Entries from a dataset of interfaces:
*** Block opens ***
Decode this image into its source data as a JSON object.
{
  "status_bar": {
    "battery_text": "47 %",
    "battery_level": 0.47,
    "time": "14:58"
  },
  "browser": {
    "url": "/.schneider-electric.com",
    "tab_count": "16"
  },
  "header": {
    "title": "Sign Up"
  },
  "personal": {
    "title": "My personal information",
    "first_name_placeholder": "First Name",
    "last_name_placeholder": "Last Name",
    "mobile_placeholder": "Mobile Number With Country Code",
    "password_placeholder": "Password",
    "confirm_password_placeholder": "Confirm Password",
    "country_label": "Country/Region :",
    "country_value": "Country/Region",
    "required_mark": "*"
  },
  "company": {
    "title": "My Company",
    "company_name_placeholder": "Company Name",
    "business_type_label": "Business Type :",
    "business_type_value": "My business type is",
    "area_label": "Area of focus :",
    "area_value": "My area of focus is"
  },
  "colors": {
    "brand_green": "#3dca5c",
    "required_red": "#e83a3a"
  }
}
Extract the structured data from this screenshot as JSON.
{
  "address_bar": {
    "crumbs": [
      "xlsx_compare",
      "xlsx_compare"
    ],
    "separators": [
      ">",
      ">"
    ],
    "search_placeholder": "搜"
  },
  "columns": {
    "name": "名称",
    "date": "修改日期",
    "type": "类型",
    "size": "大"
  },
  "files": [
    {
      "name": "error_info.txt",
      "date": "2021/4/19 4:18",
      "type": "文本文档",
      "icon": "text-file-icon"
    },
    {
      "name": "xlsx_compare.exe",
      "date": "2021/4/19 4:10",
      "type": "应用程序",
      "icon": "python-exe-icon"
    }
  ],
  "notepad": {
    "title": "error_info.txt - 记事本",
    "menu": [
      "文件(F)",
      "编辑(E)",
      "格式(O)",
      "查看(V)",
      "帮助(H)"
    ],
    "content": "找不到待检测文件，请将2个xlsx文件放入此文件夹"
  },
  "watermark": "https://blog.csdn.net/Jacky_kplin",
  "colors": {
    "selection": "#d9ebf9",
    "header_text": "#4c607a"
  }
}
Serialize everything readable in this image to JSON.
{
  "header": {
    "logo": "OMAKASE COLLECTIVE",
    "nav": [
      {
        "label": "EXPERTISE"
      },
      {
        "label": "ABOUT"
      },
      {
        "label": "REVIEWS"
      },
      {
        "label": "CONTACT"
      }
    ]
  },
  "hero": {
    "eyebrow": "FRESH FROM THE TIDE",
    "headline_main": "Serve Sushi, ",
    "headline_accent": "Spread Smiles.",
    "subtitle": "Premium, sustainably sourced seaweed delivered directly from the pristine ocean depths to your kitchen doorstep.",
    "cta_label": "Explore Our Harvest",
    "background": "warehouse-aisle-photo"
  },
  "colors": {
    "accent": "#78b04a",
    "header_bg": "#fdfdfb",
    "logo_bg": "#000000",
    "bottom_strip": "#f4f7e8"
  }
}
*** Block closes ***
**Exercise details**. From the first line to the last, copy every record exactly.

**Solution for this exercise**.
Decode this image into its source data as a JSON object.
{
  "status_bar": {
    "battery_text": "47 %",
    "battery_level": 0.47,
    "time": "14:58"
  },
  "browser": {
    "url": "/.schneider-electric.com",
    "tab_count": "16"
  },
  "header": {
    "title": "Sign Up"
  },
  "personal": {
    "title": "My personal information",
    "first_name_placeholder": "First Name",
    "last_name_placeholder": "Last Name",
    "mobile_placeholder": "Mobile Number With Country Code",
    "password_placeholder": "Password",
    "confirm_password_placeholder": "Confirm Password",
    "country_label": "Country/Region :",
    "country_value": "Country/Region",
    "required_mark": "*"
  },
  "company": {
    "title": "My Company",
    "company_name_placeholder": "Company Name",
    "business_type_label": "Business Type :",
    "business_type_value": "My business type is",
    "area_label": "Area of focus :",
    "area_value": "My area of focus is"
  },
  "colors": {
    "brand_green": "#3dca5c",
    "required_red": "#e83a3a"
  }
}
Extract the structured data from this screenshot as JSON.
{
  "address_bar": {
    "crumbs": [
      "xlsx_compare",
      "xlsx_compare"
    ],
    "separators": [
      ">",
      ">"
    ],
    "search_placeholder": "搜"
  },
  "columns": {
    "name": "名称",
    "date": "修改日期",
    "type": "类型",
    "size": "大"
  },
  "files": [
    {
      "name": "error_info.txt",
      "date": "2021/4/19 4:18",
      "type": "文本文档",
      "icon": "text-file-icon"
    },
    {
      "name": "xlsx_compare.exe",
      "date": "2021/4/19 4:10",
      "type": "应用程序",
      "icon": "python-exe-icon"
    }
  ],
  "notepad": {
    "title": "error_info.txt - 记事本",
    "menu": [
      "文件(F)",
      "编辑(E)",
      "格式(O)",
      "查看(V)",
      "帮助(H)"
    ],
    "content": "找不到待检测文件，请将2个xlsx文件放入此文件夹"
  },
  "watermark": "https://blog.csdn.net/Jacky_kplin",
  "colors": {
    "selection": "#d9ebf9",
    "header_text": "#4c607a"
  }
}
Serialize everything readable in this image to JSON.
{
  "header": {
    "logo": "OMAKASE COLLECTIVE",
    "nav": [
      {
        "label": "EXPERTISE"
      },
      {
        "label": "ABOUT"
      },
      {
        "label": "REVIEWS"
      },
      {
        "label": "CONTACT"
      }
    ]
  },
  "hero": {
    "eyebrow": "FRESH FROM THE TIDE",
    "headline_main": "Serve Sushi, ",
    "headline_accent": "Spread Smiles.",
    "subtitle": "Premium, sustainably sourced seaweed delivered directly from the pristine ocean depths to your kitchen doorstep.",
    "cta_label": "Explore Our Harvest",
    "background": "warehouse-aisle-photo"
  },
  "colors": {
    "accent": "#78b04a",
    "header_bg": "#fdfdfb",
    "logo_bg": "#000000",
    "bottom_strip": "#f4f7e8"
  }
}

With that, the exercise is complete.